Task:
From the first line to the last, repeat the data exactly and drop the pictures.

##### Input for this task

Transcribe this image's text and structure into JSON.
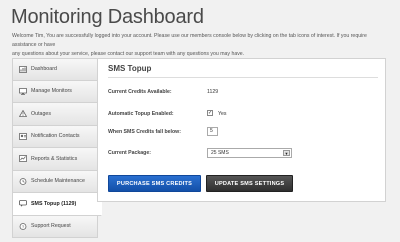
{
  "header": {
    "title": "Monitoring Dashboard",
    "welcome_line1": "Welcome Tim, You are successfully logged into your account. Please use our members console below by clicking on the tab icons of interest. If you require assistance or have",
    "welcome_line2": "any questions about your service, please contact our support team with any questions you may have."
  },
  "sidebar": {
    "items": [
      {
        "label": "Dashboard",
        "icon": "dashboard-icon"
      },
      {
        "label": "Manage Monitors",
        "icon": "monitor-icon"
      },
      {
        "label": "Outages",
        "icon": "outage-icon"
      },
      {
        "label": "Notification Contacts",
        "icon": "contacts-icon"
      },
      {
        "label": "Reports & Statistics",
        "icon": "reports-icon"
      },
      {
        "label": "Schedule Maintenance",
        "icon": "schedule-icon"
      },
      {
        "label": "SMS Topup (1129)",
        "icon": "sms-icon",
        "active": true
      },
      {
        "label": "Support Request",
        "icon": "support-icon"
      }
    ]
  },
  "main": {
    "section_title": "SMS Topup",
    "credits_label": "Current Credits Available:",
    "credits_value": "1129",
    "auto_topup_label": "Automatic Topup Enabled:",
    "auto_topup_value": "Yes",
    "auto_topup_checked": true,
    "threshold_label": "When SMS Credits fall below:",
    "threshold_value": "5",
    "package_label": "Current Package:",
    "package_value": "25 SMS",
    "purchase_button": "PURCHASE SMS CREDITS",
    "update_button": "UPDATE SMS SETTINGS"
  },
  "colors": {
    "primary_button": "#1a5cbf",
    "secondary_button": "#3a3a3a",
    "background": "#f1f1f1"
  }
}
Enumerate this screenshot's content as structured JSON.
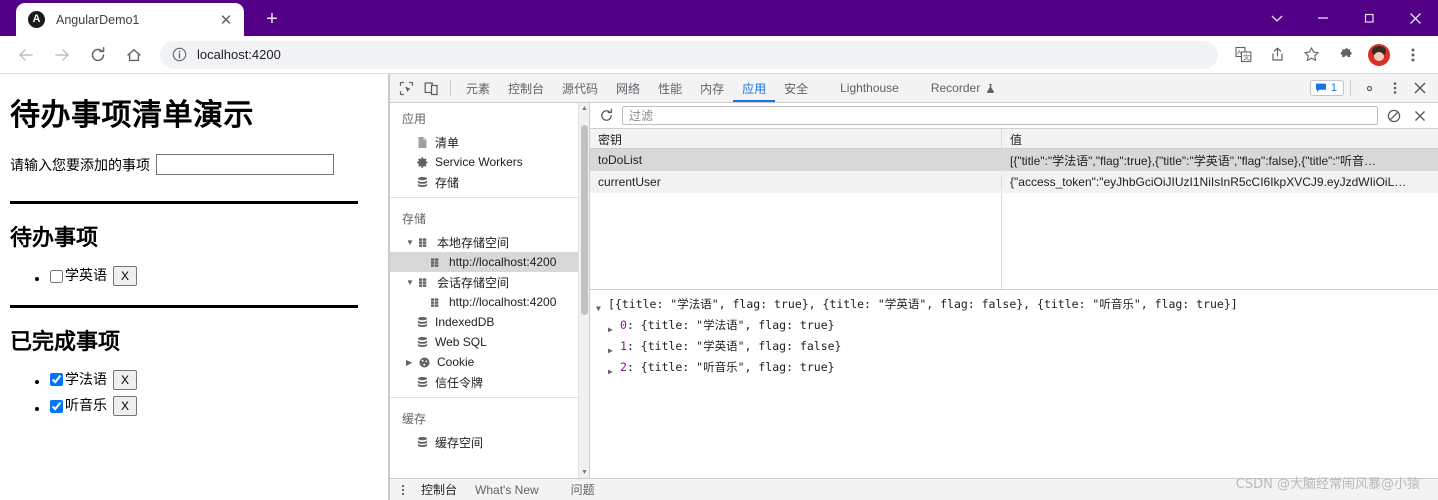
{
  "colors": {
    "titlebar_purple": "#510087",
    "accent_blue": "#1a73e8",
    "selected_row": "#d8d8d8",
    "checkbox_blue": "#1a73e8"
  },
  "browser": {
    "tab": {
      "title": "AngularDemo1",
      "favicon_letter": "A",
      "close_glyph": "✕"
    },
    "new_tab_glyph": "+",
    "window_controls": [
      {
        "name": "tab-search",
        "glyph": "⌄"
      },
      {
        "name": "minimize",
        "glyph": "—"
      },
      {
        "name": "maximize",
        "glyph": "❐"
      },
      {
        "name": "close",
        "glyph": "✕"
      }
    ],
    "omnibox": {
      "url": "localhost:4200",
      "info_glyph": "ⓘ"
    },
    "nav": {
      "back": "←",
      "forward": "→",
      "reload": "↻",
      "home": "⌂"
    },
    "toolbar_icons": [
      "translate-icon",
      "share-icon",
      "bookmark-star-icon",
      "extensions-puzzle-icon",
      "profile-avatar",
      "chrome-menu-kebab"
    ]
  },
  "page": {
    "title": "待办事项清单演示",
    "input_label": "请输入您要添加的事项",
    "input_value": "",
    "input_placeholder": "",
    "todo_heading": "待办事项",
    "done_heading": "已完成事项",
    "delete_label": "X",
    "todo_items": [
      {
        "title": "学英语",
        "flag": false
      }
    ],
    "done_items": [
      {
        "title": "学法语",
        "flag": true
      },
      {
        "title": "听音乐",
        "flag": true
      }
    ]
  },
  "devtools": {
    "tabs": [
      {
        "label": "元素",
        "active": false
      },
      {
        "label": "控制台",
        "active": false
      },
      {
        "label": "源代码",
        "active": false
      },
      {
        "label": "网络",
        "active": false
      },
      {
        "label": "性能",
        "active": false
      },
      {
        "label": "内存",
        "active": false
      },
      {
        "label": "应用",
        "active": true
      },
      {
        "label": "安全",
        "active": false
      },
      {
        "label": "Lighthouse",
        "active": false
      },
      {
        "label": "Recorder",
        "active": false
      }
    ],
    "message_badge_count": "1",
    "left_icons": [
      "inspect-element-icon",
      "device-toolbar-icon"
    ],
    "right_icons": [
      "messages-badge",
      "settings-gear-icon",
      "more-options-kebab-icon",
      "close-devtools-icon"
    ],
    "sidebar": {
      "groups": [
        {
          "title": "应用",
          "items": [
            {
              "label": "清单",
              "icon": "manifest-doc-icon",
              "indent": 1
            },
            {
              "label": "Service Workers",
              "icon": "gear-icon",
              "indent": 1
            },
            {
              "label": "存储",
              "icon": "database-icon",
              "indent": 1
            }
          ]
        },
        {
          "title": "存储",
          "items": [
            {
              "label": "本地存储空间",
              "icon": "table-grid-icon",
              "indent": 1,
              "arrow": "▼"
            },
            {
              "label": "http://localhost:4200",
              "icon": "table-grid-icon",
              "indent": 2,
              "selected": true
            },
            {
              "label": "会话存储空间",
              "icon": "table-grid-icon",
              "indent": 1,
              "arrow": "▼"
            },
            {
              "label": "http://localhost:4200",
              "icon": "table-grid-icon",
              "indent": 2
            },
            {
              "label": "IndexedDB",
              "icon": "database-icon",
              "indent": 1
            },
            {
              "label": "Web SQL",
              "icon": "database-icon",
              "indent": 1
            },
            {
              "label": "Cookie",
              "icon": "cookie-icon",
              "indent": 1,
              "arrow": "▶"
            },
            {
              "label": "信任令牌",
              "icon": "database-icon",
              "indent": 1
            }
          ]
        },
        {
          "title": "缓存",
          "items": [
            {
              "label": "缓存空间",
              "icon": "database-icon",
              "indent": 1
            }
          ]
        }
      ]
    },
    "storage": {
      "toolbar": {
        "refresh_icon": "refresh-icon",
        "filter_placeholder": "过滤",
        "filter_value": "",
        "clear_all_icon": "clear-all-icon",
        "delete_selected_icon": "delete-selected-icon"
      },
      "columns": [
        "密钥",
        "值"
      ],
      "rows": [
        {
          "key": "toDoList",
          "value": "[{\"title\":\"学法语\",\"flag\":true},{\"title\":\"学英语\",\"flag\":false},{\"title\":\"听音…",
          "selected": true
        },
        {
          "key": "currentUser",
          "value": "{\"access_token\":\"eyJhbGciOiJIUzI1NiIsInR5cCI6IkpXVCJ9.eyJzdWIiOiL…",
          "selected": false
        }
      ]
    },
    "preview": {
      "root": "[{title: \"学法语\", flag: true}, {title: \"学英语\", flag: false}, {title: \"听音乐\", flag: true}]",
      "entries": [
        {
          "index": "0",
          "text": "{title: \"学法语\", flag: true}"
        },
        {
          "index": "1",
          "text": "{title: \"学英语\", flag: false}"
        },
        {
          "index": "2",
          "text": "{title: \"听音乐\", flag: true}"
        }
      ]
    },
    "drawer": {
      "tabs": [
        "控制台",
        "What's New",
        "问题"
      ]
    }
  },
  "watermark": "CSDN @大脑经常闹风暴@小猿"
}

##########

Answer to this problem:
Transcribe this image's text and structure into JSON.
{
  "header": {
    "title": "Monitoring Dashboard",
    "welcome_line1": "Welcome Tim, You are successfully logged into your account. Please use our members console below by clicking on the tab icons of interest. If you require assistance or have",
    "welcome_line2": "any questions about your service, please contact our support team with any questions you may have."
  },
  "sidebar": {
    "items": [
      {
        "label": "Dashboard",
        "icon": "dashboard-icon"
      },
      {
        "label": "Manage Monitors",
        "icon": "monitor-icon"
      },
      {
        "label": "Outages",
        "icon": "outage-icon"
      },
      {
        "label": "Notification Contacts",
        "icon": "contacts-icon"
      },
      {
        "label": "Reports & Statistics",
        "icon": "reports-icon"
      },
      {
        "label": "Schedule Maintenance",
        "icon": "schedule-icon"
      },
      {
        "label": "SMS Topup (1129)",
        "icon": "sms-icon",
        "active": true
      },
      {
        "label": "Support Request",
        "icon": "support-icon"
      }
    ]
  },
  "main": {
    "section_title": "SMS Topup",
    "credits_label": "Current Credits Available:",
    "credits_value": "1129",
    "auto_topup_label": "Automatic Topup Enabled:",
    "auto_topup_value": "Yes",
    "auto_topup_checked": true,
    "threshold_label": "When SMS Credits fall below:",
    "threshold_value": "5",
    "package_label": "Current Package:",
    "package_value": "25 SMS",
    "purchase_button": "PURCHASE SMS CREDITS",
    "update_button": "UPDATE SMS SETTINGS"
  },
  "colors": {
    "primary_button": "#1a5cbf",
    "secondary_button": "#3a3a3a",
    "background": "#f1f1f1"
  }
}
Enumerate this screenshot's content as structured JSON.
{
  "colors": {
    "titlebar_purple": "#510087",
    "accent_blue": "#1a73e8",
    "selected_row": "#d8d8d8",
    "checkbox_blue": "#1a73e8"
  },
  "browser": {
    "tab": {
      "title": "AngularDemo1",
      "favicon_letter": "A",
      "close_glyph": "✕"
    },
    "new_tab_glyph": "+",
    "window_controls": [
      {
        "name": "tab-search",
        "glyph": "⌄"
      },
      {
        "name": "minimize",
        "glyph": "—"
      },
      {
        "name": "maximize",
        "glyph": "❐"
      },
      {
        "name": "close",
        "glyph": "✕"
      }
    ],
    "omnibox": {
      "url": "localhost:4200",
      "info_glyph": "ⓘ"
    },
    "nav": {
      "back": "←",
      "forward": "→",
      "reload": "↻",
      "home": "⌂"
    },
    "toolbar_icons": [
      "translate-icon",
      "share-icon",
      "bookmark-star-icon",
      "extensions-puzzle-icon",
      "profile-avatar",
      "chrome-menu-kebab"
    ]
  },
  "page": {
    "title": "待办事项清单演示",
    "input_label": "请输入您要添加的事项",
    "input_value": "",
    "input_placeholder": "",
    "todo_heading": "待办事项",
    "done_heading": "已完成事项",
    "delete_label": "X",
    "todo_items": [
      {
        "title": "学英语",
        "flag": false
      }
    ],
    "done_items": [
      {
        "title": "学法语",
        "flag": true
      },
      {
        "title": "听音乐",
        "flag": true
      }
    ]
  },
  "devtools": {
    "tabs": [
      {
        "label": "元素",
        "active": false
      },
      {
        "label": "控制台",
        "active": false
      },
      {
        "label": "源代码",
        "active": false
      },
      {
        "label": "网络",
        "active": false
      },
      {
        "label": "性能",
        "active": false
      },
      {
        "label": "内存",
        "active": false
      },
      {
        "label": "应用",
        "active": true
      },
      {
        "label": "安全",
        "active": false
      },
      {
        "label": "Lighthouse",
        "active": false
      },
      {
        "label": "Recorder",
        "active": false
      }
    ],
    "message_badge_count": "1",
    "left_icons": [
      "inspect-element-icon",
      "device-toolbar-icon"
    ],
    "right_icons": [
      "messages-badge",
      "settings-gear-icon",
      "more-options-kebab-icon",
      "close-devtools-icon"
    ],
    "sidebar": {
      "groups": [
        {
          "title": "应用",
          "items": [
            {
              "label": "清单",
              "icon": "manifest-doc-icon",
              "indent": 1
            },
            {
              "label": "Service Workers",
              "icon": "gear-icon",
              "indent": 1
            },
            {
              "label": "存储",
              "icon": "database-icon",
              "indent": 1
            }
          ]
        },
        {
          "title": "存储",
          "items": [
            {
              "label": "本地存储空间",
              "icon": "table-grid-icon",
              "indent": 1,
              "arrow": "▼"
            },
            {
              "label": "http://localhost:4200",
              "icon": "table-grid-icon",
              "indent": 2,
              "selected": true
            },
            {
              "label": "会话存储空间",
              "icon": "table-grid-icon",
              "indent": 1,
              "arrow": "▼"
            },
            {
              "label": "http://localhost:4200",
              "icon": "table-grid-icon",
              "indent": 2
            },
            {
              "label": "IndexedDB",
              "icon": "database-icon",
              "indent": 1
            },
            {
              "label": "Web SQL",
              "icon": "database-icon",
              "indent": 1
            },
            {
              "label": "Cookie",
              "icon": "cookie-icon",
              "indent": 1,
              "arrow": "▶"
            },
            {
              "label": "信任令牌",
              "icon": "database-icon",
              "indent": 1
            }
          ]
        },
        {
          "title": "缓存",
          "items": [
            {
              "label": "缓存空间",
              "icon": "database-icon",
              "indent": 1
            }
          ]
        }
      ]
    },
    "storage": {
      "toolbar": {
        "refresh_icon": "refresh-icon",
        "filter_placeholder": "过滤",
        "filter_value": "",
        "clear_all_icon": "clear-all-icon",
        "delete_selected_icon": "delete-selected-icon"
      },
      "columns": [
        "密钥",
        "值"
      ],
      "rows": [
        {
          "key": "toDoList",
          "value": "[{\"title\":\"学法语\",\"flag\":true},{\"title\":\"学英语\",\"flag\":false},{\"title\":\"听音…",
          "selected": true
        },
        {
          "key": "currentUser",
          "value": "{\"access_token\":\"eyJhbGciOiJIUzI1NiIsInR5cCI6IkpXVCJ9.eyJzdWIiOiL…",
          "selected": false
        }
      ]
    },
    "preview": {
      "root": "[{title: \"学法语\", flag: true}, {title: \"学英语\", flag: false}, {title: \"听音乐\", flag: true}]",
      "entries": [
        {
          "index": "0",
          "text": "{title: \"学法语\", flag: true}"
        },
        {
          "index": "1",
          "text": "{title: \"学英语\", flag: false}"
        },
        {
          "index": "2",
          "text": "{title: \"听音乐\", flag: true}"
        }
      ]
    },
    "drawer": {
      "tabs": [
        "控制台",
        "What's New",
        "问题"
      ]
    }
  },
  "watermark": "CSDN @大脑经常闹风暴@小猿"
}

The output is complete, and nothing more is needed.